Indeed, Detroit DSA has come under fire from Republicans and Democrats for being a “socialist” organization. Earlier this year, the pro-free-market, Michigan-based Mackinac Center for Public Policy asked the question, “Are socialists deciding close state house races?” In addition, in previous elections, Detroit DSA candidates have been “red-baited” by both Republican opponents and mainstream newspapers. Detroit DSA’s support became an issue in another statehouse race, in which the Republican candidate commissioned robo calls that accused her opponent, Democrat Vicki Barnett, of being a socialist.
Such red-baiting, though unsuccessful (both Barnett and Brown went on to win their elections, the former by a landslide), has prevented Detroit DSA from getting involved in higher profile races. The group offered to support progressive Democratic candidates in two congressional races in 2008: Gary Peters (9th district) and Mark Schauer (7th district), both of whom went on to victory. Green says that the candidates themselves were happy to have Detroit DSA’s involvement, but that “handlers” from the Democratic National Committee (DNC) refused the support, for fear that the candidates would be red-baited or branded as socialists.
Commitment to social movementsDespite the organization’s involvement in electoral politics, Detroit DSA has not given up on its commitment to social movements.
Over the past decade, the group has successfully waged six local living-wage campaigns in southeastern Michigan, utilizing many of the same methods they use to get out the vote. In 1998, thanks partly to the work of Detroit DSA, a living-wage ordinance passed on the ballot in Detroit with 80 percent support. Since then, the group has led other successful campaigns to establish a living wage in the cities of Warren, Eastpointe and Ferndale, and in the counties of Wayne and Macomb.
In 2006, Detroit DSA also led a successful anti-sweatshop campaign at Wayne State University, which thanks to the group’s efforts, no longer sells merchandise made in sweatshops.
Green insists that the social movement activism is as important as Detroit DSA’s electoral work.
“If all we did was work on electing progressive Democrats, we’d be guilty of some of the accusations our opponents give us, that the DSA is just an appendage of the Democratic Party … that we’re political hacks. If all we do is movement work, that’s kind of naïve. The way change happens in this country is by winning elections. That’s how you gain power and make change. You have to have both.”

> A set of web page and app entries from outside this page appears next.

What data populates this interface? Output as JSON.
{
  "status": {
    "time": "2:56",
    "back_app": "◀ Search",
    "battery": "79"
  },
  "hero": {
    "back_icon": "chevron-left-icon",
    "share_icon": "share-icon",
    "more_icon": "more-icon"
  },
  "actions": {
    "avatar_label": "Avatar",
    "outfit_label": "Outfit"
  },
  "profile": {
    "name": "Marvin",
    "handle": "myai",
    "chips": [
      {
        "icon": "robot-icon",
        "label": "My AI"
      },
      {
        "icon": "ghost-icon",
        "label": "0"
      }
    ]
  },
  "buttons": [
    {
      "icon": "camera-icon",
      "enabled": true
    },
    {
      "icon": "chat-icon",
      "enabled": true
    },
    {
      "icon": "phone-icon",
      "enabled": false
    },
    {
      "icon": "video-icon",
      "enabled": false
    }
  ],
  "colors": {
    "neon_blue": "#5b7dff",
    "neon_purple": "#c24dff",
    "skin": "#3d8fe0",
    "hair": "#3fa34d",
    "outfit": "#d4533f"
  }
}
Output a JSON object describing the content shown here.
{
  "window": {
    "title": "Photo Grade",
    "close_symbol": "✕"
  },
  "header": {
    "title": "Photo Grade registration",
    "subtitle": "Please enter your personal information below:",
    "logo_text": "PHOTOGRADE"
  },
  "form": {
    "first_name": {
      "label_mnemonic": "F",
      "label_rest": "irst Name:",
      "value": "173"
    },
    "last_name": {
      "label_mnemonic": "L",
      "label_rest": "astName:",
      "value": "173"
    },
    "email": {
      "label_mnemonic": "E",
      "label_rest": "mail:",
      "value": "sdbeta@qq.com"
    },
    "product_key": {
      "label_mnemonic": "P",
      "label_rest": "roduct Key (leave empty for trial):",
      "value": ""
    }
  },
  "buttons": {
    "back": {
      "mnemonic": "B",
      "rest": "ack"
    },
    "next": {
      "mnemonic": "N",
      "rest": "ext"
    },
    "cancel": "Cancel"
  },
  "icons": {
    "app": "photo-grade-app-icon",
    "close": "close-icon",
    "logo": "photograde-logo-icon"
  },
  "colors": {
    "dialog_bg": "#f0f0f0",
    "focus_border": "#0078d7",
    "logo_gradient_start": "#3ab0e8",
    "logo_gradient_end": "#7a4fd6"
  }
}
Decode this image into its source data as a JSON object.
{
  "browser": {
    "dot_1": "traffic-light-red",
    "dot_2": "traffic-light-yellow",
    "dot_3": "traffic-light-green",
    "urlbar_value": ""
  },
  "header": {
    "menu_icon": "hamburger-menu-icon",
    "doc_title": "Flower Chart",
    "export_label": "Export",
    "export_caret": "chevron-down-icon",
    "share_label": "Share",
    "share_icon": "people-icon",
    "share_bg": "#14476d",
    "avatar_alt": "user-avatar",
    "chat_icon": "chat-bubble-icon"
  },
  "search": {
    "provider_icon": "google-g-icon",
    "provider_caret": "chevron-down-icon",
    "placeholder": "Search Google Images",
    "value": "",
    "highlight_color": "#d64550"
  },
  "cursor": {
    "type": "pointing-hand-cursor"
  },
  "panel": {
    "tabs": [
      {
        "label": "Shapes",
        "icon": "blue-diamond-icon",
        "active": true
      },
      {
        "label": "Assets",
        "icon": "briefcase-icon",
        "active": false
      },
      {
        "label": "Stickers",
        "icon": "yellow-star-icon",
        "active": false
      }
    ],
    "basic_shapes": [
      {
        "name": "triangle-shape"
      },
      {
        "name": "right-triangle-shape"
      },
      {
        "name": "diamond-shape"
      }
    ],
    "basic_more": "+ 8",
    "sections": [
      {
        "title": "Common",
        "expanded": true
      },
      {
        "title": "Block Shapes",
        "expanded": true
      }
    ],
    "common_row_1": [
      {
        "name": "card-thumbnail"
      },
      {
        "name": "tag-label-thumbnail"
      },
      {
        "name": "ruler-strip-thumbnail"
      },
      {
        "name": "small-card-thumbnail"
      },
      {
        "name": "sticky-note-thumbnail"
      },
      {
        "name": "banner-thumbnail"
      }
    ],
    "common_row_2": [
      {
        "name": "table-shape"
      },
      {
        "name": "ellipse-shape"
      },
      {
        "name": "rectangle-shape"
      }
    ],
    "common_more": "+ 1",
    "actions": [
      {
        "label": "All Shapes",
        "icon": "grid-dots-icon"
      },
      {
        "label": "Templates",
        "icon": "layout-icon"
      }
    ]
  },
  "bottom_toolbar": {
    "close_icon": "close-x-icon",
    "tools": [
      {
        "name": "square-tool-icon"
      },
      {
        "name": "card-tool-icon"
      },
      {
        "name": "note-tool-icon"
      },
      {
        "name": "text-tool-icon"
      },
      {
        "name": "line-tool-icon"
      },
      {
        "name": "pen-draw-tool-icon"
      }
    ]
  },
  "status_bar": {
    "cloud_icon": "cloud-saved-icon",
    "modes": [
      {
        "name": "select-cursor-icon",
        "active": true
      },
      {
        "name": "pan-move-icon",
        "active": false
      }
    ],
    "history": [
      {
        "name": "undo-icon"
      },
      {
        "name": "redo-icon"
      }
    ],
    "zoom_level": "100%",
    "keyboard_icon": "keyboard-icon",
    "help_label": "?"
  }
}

Looking to the futureGreen is confident that the DNC’s rejection of his organization’s support will change. In the 2008 cycle, support from Detroit DSA helped to push progressive candidates over the top in close races, in traditionally Republican regions, and in races where their candidates were red-baited. They continue to lead living-wage campaigns and other social movements that mainstream Democrats can support without controversy.
The upcoming 2010 elections are particularly important for Detroit DSA. Three-quarters of Michigan’s state senators are up for re-election, and the new census numbers will mean the legislature (where Republicans in the senate have a thin majority) has to redistrict the state. With Detroit DSA’s support, Green says, the Democrats can help avoid Republican dominance and gerrymandering.

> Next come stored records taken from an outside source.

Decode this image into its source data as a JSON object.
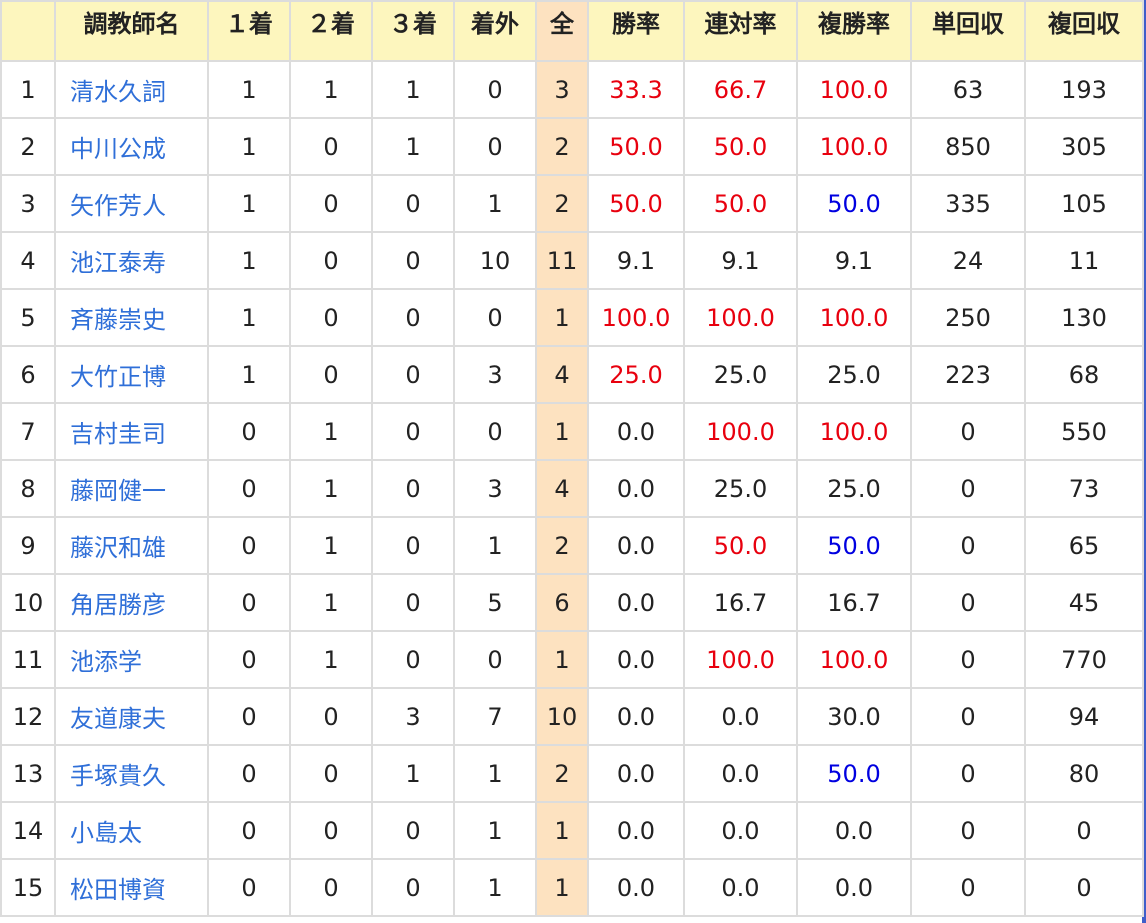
{
  "colors": {
    "header_bg": "#fdf6be",
    "total_column_bg": "#fde2c0",
    "name_link": "#2f6fd8",
    "rate_red": "#e8000e",
    "rate_blue": "#0000e0",
    "grid": "#dcdcdc"
  },
  "headers": {
    "rank": "",
    "name": "調教師名",
    "first": "１着",
    "second": "２着",
    "third": "３着",
    "out": "着外",
    "total": "全",
    "win_rate": "勝率",
    "quinella_rate": "連対率",
    "show_rate": "複勝率",
    "win_return": "単回収",
    "show_return": "複回収"
  },
  "rows": [
    {
      "rank": "1",
      "name": "清水久詞",
      "first": "1",
      "second": "1",
      "third": "1",
      "out": "0",
      "total": "3",
      "win_rate": "33.3",
      "quinella_rate": "66.7",
      "show_rate": "100.0",
      "win_return": "63",
      "show_return": "193"
    },
    {
      "rank": "2",
      "name": "中川公成",
      "first": "1",
      "second": "0",
      "third": "1",
      "out": "0",
      "total": "2",
      "win_rate": "50.0",
      "quinella_rate": "50.0",
      "show_rate": "100.0",
      "win_return": "850",
      "show_return": "305"
    },
    {
      "rank": "3",
      "name": "矢作芳人",
      "first": "1",
      "second": "0",
      "third": "0",
      "out": "1",
      "total": "2",
      "win_rate": "50.0",
      "quinella_rate": "50.0",
      "show_rate": "50.0",
      "win_return": "335",
      "show_return": "105"
    },
    {
      "rank": "4",
      "name": "池江泰寿",
      "first": "1",
      "second": "0",
      "third": "0",
      "out": "10",
      "total": "11",
      "win_rate": "9.1",
      "quinella_rate": "9.1",
      "show_rate": "9.1",
      "win_return": "24",
      "show_return": "11"
    },
    {
      "rank": "5",
      "name": "斉藤崇史",
      "first": "1",
      "second": "0",
      "third": "0",
      "out": "0",
      "total": "1",
      "win_rate": "100.0",
      "quinella_rate": "100.0",
      "show_rate": "100.0",
      "win_return": "250",
      "show_return": "130"
    },
    {
      "rank": "6",
      "name": "大竹正博",
      "first": "1",
      "second": "0",
      "third": "0",
      "out": "3",
      "total": "4",
      "win_rate": "25.0",
      "quinella_rate": "25.0",
      "show_rate": "25.0",
      "win_return": "223",
      "show_return": "68"
    },
    {
      "rank": "7",
      "name": "吉村圭司",
      "first": "0",
      "second": "1",
      "third": "0",
      "out": "0",
      "total": "1",
      "win_rate": "0.0",
      "quinella_rate": "100.0",
      "show_rate": "100.0",
      "win_return": "0",
      "show_return": "550"
    },
    {
      "rank": "8",
      "name": "藤岡健一",
      "first": "0",
      "second": "1",
      "third": "0",
      "out": "3",
      "total": "4",
      "win_rate": "0.0",
      "quinella_rate": "25.0",
      "show_rate": "25.0",
      "win_return": "0",
      "show_return": "73"
    },
    {
      "rank": "9",
      "name": "藤沢和雄",
      "first": "0",
      "second": "1",
      "third": "0",
      "out": "1",
      "total": "2",
      "win_rate": "0.0",
      "quinella_rate": "50.0",
      "show_rate": "50.0",
      "win_return": "0",
      "show_return": "65"
    },
    {
      "rank": "10",
      "name": "角居勝彦",
      "first": "0",
      "second": "1",
      "third": "0",
      "out": "5",
      "total": "6",
      "win_rate": "0.0",
      "quinella_rate": "16.7",
      "show_rate": "16.7",
      "win_return": "0",
      "show_return": "45"
    },
    {
      "rank": "11",
      "name": "池添学",
      "first": "0",
      "second": "1",
      "third": "0",
      "out": "0",
      "total": "1",
      "win_rate": "0.0",
      "quinella_rate": "100.0",
      "show_rate": "100.0",
      "win_return": "0",
      "show_return": "770"
    },
    {
      "rank": "12",
      "name": "友道康夫",
      "first": "0",
      "second": "0",
      "third": "3",
      "out": "7",
      "total": "10",
      "win_rate": "0.0",
      "quinella_rate": "0.0",
      "show_rate": "30.0",
      "win_return": "0",
      "show_return": "94"
    },
    {
      "rank": "13",
      "name": "手塚貴久",
      "first": "0",
      "second": "0",
      "third": "1",
      "out": "1",
      "total": "2",
      "win_rate": "0.0",
      "quinella_rate": "0.0",
      "show_rate": "50.0",
      "win_return": "0",
      "show_return": "80"
    },
    {
      "rank": "14",
      "name": "小島太",
      "first": "0",
      "second": "0",
      "third": "0",
      "out": "1",
      "total": "1",
      "win_rate": "0.0",
      "quinella_rate": "0.0",
      "show_rate": "0.0",
      "win_return": "0",
      "show_return": "0"
    },
    {
      "rank": "15",
      "name": "松田博資",
      "first": "0",
      "second": "0",
      "third": "0",
      "out": "1",
      "total": "1",
      "win_rate": "0.0",
      "quinella_rate": "0.0",
      "show_rate": "0.0",
      "win_return": "0",
      "show_return": "0"
    }
  ],
  "highlight": {
    "win_rate": [
      "red",
      "red",
      "red",
      "black",
      "red",
      "red",
      "black",
      "black",
      "black",
      "black",
      "black",
      "black",
      "black",
      "black",
      "black"
    ],
    "quinella_rate": [
      "red",
      "red",
      "red",
      "black",
      "red",
      "black",
      "red",
      "black",
      "red",
      "black",
      "red",
      "black",
      "black",
      "black",
      "black"
    ],
    "show_rate": [
      "red",
      "red",
      "blue",
      "black",
      "red",
      "black",
      "red",
      "black",
      "blue",
      "black",
      "red",
      "black",
      "blue",
      "black",
      "black"
    ]
  }
}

Through it all, though, he says, the democratic socialists will stick to their guns and stay committed to long-term progressive change.

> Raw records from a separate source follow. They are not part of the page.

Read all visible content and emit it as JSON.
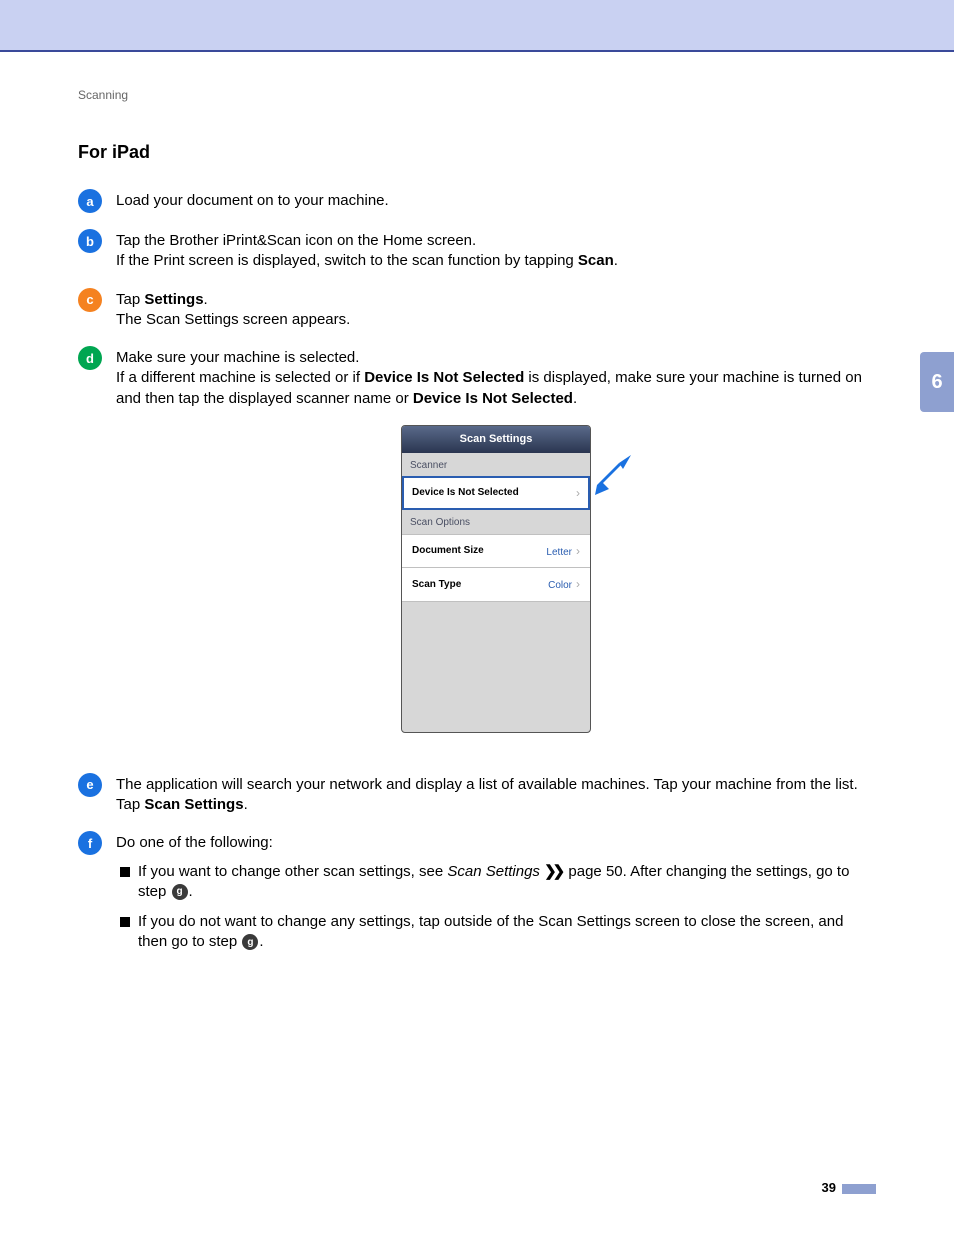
{
  "breadcrumb": "Scanning",
  "heading": "For iPad",
  "steps": {
    "s1": "Load your document on to your machine.",
    "s2a": "Tap the Brother iPrint&Scan icon on the Home screen.",
    "s2b_pre": "If the Print screen is displayed, switch to the scan function by tapping ",
    "s2b_bold": "Scan",
    "s2b_post": ".",
    "s3a_pre": "Tap ",
    "s3a_bold": "Settings",
    "s3a_post": ".",
    "s3b": "The Scan Settings screen appears.",
    "s4a": "Make sure your machine is selected.",
    "s4b_pre": "If a different machine is selected or if ",
    "s4b_bold1": "Device Is Not Selected",
    "s4b_mid": " is displayed, make sure your machine is turned on and then tap the displayed scanner name or ",
    "s4b_bold2": "Device Is Not Selected",
    "s4b_post": ".",
    "s5a": "The application will search your network and display a list of available machines. Tap your machine from the list.",
    "s5b_pre": "Tap ",
    "s5b_bold": "Scan Settings",
    "s5b_post": ".",
    "s6": "Do one of the following:"
  },
  "bullets": {
    "b1_pre": "If you want to change other scan settings, see ",
    "b1_italic": "Scan Settings",
    "b1_mid": " page 50. After changing the settings, go to step ",
    "b1_ref": "g",
    "b1_post": ".",
    "b2_pre": "If you do not want to change any settings, tap outside of the Scan Settings screen to close the screen, and then go to step ",
    "b2_ref": "g",
    "b2_post": "."
  },
  "panel": {
    "title": "Scan Settings",
    "scanner_label": "Scanner",
    "device_row": "Device Is Not Selected",
    "options_label": "Scan Options",
    "docsize_k": "Document Size",
    "docsize_v": "Letter",
    "scantype_k": "Scan Type",
    "scantype_v": "Color"
  },
  "side_tab": "6",
  "page_number": "39",
  "step_numbers": {
    "n1": "a",
    "n2": "b",
    "n3": "c",
    "n4": "d",
    "n5": "e",
    "n6": "f"
  }
}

“We have to continue to be progressive so people will say, you know, it’s worth working with these people. And we can handle any flack that comes from the right wing. That takes a little backbone, a little experience … and it doesn’t happen overnight.”